Assigned task
Below are records; copy every line among them that contains the word "heading".

Collection entries:
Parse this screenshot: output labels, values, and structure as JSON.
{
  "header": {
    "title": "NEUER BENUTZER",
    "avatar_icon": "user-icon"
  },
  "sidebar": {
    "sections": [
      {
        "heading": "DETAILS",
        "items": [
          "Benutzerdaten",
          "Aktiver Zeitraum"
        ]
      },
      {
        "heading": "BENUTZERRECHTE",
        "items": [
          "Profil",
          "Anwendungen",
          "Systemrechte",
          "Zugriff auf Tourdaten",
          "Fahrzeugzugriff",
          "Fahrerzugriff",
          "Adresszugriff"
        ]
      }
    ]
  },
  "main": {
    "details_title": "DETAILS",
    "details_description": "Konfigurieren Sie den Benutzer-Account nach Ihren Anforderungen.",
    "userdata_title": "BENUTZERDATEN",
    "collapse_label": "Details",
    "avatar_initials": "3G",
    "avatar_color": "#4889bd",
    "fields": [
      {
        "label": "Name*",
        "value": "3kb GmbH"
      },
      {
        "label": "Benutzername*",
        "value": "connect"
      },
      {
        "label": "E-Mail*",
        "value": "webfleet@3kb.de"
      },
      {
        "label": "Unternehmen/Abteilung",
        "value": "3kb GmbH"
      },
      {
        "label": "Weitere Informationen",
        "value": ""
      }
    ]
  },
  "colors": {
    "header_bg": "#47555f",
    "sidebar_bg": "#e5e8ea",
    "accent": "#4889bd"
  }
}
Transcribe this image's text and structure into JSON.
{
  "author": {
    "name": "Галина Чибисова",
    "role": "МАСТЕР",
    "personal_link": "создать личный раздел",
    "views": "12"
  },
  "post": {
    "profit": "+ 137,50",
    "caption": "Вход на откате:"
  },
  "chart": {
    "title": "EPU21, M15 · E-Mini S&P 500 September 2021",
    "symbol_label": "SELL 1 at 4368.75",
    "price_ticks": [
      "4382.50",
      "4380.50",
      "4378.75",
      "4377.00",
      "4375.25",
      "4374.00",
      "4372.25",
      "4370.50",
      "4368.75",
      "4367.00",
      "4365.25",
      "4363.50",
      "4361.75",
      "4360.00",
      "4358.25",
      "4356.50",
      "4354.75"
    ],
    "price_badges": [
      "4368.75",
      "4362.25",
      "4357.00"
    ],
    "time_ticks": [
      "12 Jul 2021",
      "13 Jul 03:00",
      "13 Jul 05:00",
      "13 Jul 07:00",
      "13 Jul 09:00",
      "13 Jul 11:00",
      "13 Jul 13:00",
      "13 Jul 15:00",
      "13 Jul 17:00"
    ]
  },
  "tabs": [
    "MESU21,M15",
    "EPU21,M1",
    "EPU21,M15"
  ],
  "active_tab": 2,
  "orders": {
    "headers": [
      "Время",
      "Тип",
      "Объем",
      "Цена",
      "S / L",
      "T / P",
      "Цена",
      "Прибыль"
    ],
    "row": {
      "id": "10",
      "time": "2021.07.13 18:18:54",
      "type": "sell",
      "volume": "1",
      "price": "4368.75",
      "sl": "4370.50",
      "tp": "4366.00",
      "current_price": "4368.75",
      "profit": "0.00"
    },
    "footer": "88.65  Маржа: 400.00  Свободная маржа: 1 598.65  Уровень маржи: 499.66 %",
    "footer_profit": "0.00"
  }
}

Exercise result
        "heading": "DETAILS",
        "heading": "BENUTZERRECHTE",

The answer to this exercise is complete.